**TRY IT:**
Could you return all of the listing below exactly, please?

**INPUT RECORDS:**
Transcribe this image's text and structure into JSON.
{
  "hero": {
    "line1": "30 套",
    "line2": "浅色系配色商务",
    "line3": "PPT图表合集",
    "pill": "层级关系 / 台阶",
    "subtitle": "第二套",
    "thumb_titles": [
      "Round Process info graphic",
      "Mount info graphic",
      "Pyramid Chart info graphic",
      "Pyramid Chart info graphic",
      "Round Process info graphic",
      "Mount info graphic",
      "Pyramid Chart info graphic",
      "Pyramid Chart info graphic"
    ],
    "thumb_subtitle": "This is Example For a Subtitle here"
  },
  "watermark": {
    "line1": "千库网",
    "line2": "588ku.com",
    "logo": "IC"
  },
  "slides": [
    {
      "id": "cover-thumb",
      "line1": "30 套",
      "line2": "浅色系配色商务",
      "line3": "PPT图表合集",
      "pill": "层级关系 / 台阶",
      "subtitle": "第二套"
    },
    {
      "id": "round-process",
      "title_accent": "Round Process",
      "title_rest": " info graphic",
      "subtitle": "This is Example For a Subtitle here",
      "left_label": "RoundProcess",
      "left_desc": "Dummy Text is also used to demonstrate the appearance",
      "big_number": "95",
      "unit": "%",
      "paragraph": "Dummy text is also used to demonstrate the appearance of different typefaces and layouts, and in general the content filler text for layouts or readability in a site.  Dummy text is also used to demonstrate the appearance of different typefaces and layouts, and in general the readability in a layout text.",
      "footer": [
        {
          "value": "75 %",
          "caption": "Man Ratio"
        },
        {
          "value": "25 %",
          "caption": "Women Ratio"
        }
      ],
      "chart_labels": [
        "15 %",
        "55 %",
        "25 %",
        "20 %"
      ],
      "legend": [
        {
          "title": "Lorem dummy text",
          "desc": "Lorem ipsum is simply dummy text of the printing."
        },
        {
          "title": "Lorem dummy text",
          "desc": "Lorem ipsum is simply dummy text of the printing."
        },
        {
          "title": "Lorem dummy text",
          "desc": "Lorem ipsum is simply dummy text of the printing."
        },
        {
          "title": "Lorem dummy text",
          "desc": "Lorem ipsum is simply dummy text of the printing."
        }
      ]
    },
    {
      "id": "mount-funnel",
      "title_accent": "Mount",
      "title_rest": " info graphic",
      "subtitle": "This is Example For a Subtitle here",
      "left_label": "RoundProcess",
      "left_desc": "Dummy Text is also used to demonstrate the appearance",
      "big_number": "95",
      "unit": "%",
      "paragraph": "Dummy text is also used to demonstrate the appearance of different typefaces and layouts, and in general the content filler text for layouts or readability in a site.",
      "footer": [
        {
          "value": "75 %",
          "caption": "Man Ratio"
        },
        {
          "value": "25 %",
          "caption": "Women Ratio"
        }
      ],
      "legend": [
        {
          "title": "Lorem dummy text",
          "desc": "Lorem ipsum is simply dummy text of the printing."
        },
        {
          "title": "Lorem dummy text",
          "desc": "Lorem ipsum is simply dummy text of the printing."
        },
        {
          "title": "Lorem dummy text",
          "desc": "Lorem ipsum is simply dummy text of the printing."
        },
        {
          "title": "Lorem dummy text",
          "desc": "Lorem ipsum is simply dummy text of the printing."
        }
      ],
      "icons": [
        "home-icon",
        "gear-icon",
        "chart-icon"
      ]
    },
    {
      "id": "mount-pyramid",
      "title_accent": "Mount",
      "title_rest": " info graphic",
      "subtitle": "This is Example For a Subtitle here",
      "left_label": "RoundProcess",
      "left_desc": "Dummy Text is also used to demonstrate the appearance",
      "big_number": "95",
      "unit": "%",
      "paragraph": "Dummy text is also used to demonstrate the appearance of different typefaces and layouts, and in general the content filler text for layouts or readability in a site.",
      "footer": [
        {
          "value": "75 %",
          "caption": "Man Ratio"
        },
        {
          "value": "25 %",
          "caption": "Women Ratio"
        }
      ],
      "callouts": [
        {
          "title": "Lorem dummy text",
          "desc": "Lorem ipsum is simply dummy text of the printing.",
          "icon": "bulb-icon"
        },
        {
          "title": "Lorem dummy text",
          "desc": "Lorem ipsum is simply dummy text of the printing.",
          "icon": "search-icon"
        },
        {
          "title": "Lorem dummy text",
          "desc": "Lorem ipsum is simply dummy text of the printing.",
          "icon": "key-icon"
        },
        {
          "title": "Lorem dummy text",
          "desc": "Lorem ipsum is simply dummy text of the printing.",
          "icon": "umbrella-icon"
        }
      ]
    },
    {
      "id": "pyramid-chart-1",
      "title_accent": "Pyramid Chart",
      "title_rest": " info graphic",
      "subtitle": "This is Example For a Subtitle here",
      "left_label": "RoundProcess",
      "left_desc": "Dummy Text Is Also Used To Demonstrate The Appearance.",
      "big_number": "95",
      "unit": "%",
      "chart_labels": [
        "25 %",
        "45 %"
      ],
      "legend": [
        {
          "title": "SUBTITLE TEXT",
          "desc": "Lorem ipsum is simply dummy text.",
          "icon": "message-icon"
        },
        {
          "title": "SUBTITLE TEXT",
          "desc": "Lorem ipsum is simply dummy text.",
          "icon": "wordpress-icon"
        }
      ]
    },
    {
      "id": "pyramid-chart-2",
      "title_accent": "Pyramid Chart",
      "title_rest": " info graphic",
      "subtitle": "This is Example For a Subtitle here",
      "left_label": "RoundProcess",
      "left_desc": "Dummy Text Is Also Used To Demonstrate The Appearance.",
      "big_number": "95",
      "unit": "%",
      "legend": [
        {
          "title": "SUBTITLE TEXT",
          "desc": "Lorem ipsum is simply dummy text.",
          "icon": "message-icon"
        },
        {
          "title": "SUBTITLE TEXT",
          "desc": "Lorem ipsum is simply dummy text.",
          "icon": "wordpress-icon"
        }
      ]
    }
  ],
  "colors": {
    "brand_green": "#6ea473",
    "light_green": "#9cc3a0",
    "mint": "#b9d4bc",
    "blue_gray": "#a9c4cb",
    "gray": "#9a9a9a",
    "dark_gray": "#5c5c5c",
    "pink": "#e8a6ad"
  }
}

**TASK ANSWER:**
Transcribe this image's text and structure into JSON.
{
  "hero": {
    "line1": "30 套",
    "line2": "浅色系配色商务",
    "line3": "PPT图表合集",
    "pill": "层级关系 / 台阶",
    "subtitle": "第二套",
    "thumb_titles": [
      "Round Process info graphic",
      "Mount info graphic",
      "Pyramid Chart info graphic",
      "Pyramid Chart info graphic",
      "Round Process info graphic",
      "Mount info graphic",
      "Pyramid Chart info graphic",
      "Pyramid Chart info graphic"
    ],
    "thumb_subtitle": "This is Example For a Subtitle here"
  },
  "watermark": {
    "line1": "千库网",
    "line2": "588ku.com",
    "logo": "IC"
  },
  "slides": [
    {
      "id": "cover-thumb",
      "line1": "30 套",
      "line2": "浅色系配色商务",
      "line3": "PPT图表合集",
      "pill": "层级关系 / 台阶",
      "subtitle": "第二套"
    },
    {
      "id": "round-process",
      "title_accent": "Round Process",
      "title_rest": " info graphic",
      "subtitle": "This is Example For a Subtitle here",
      "left_label": "RoundProcess",
      "left_desc": "Dummy Text is also used to demonstrate the appearance",
      "big_number": "95",
      "unit": "%",
      "paragraph": "Dummy text is also used to demonstrate the appearance of different typefaces and layouts, and in general the content filler text for layouts or readability in a site.  Dummy text is also used to demonstrate the appearance of different typefaces and layouts, and in general the readability in a layout text.",
      "footer": [
        {
          "value": "75 %",
          "caption": "Man Ratio"
        },
        {
          "value": "25 %",
          "caption": "Women Ratio"
        }
      ],
      "chart_labels": [
        "15 %",
        "55 %",
        "25 %",
        "20 %"
      ],
      "legend": [
        {
          "title": "Lorem dummy text",
          "desc": "Lorem ipsum is simply dummy text of the printing."
        },
        {
          "title": "Lorem dummy text",
          "desc": "Lorem ipsum is simply dummy text of the printing."
        },
        {
          "title": "Lorem dummy text",
          "desc": "Lorem ipsum is simply dummy text of the printing."
        },
        {
          "title": "Lorem dummy text",
          "desc": "Lorem ipsum is simply dummy text of the printing."
        }
      ]
    },
    {
      "id": "mount-funnel",
      "title_accent": "Mount",
      "title_rest": " info graphic",
      "subtitle": "This is Example For a Subtitle here",
      "left_label": "RoundProcess",
      "left_desc": "Dummy Text is also used to demonstrate the appearance",
      "big_number": "95",
      "unit": "%",
      "paragraph": "Dummy text is also used to demonstrate the appearance of different typefaces and layouts, and in general the content filler text for layouts or readability in a site.",
      "footer": [
        {
          "value": "75 %",
          "caption": "Man Ratio"
        },
        {
          "value": "25 %",
          "caption": "Women Ratio"
        }
      ],
      "legend": [
        {
          "title": "Lorem dummy text",
          "desc": "Lorem ipsum is simply dummy text of the printing."
        },
        {
          "title": "Lorem dummy text",
          "desc": "Lorem ipsum is simply dummy text of the printing."
        },
        {
          "title": "Lorem dummy text",
          "desc": "Lorem ipsum is simply dummy text of the printing."
        },
        {
          "title": "Lorem dummy text",
          "desc": "Lorem ipsum is simply dummy text of the printing."
        }
      ],
      "icons": [
        "home-icon",
        "gear-icon",
        "chart-icon"
      ]
    },
    {
      "id": "mount-pyramid",
      "title_accent": "Mount",
      "title_rest": " info graphic",
      "subtitle": "This is Example For a Subtitle here",
      "left_label": "RoundProcess",
      "left_desc": "Dummy Text is also used to demonstrate the appearance",
      "big_number": "95",
      "unit": "%",
      "paragraph": "Dummy text is also used to demonstrate the appearance of different typefaces and layouts, and in general the content filler text for layouts or readability in a site.",
      "footer": [
        {
          "value": "75 %",
          "caption": "Man Ratio"
        },
        {
          "value": "25 %",
          "caption": "Women Ratio"
        }
      ],
      "callouts": [
        {
          "title": "Lorem dummy text",
          "desc": "Lorem ipsum is simply dummy text of the printing.",
          "icon": "bulb-icon"
        },
        {
          "title": "Lorem dummy text",
          "desc": "Lorem ipsum is simply dummy text of the printing.",
          "icon": "search-icon"
        },
        {
          "title": "Lorem dummy text",
          "desc": "Lorem ipsum is simply dummy text of the printing.",
          "icon": "key-icon"
        },
        {
          "title": "Lorem dummy text",
          "desc": "Lorem ipsum is simply dummy text of the printing.",
          "icon": "umbrella-icon"
        }
      ]
    },
    {
      "id": "pyramid-chart-1",
      "title_accent": "Pyramid Chart",
      "title_rest": " info graphic",
      "subtitle": "This is Example For a Subtitle here",
      "left_label": "RoundProcess",
      "left_desc": "Dummy Text Is Also Used To Demonstrate The Appearance.",
      "big_number": "95",
      "unit": "%",
      "chart_labels": [
        "25 %",
        "45 %"
      ],
      "legend": [
        {
          "title": "SUBTITLE TEXT",
          "desc": "Lorem ipsum is simply dummy text.",
          "icon": "message-icon"
        },
        {
          "title": "SUBTITLE TEXT",
          "desc": "Lorem ipsum is simply dummy text.",
          "icon": "wordpress-icon"
        }
      ]
    },
    {
      "id": "pyramid-chart-2",
      "title_accent": "Pyramid Chart",
      "title_rest": " info graphic",
      "subtitle": "This is Example For a Subtitle here",
      "left_label": "RoundProcess",
      "left_desc": "Dummy Text Is Also Used To Demonstrate The Appearance.",
      "big_number": "95",
      "unit": "%",
      "legend": [
        {
          "title": "SUBTITLE TEXT",
          "desc": "Lorem ipsum is simply dummy text.",
          "icon": "message-icon"
        },
        {
          "title": "SUBTITLE TEXT",
          "desc": "Lorem ipsum is simply dummy text.",
          "icon": "wordpress-icon"
        }
      ]
    }
  ],
  "colors": {
    "brand_green": "#6ea473",
    "light_green": "#9cc3a0",
    "mint": "#b9d4bc",
    "blue_gray": "#a9c4cb",
    "gray": "#9a9a9a",
    "dark_gray": "#5c5c5c",
    "pink": "#e8a6ad"
  }
}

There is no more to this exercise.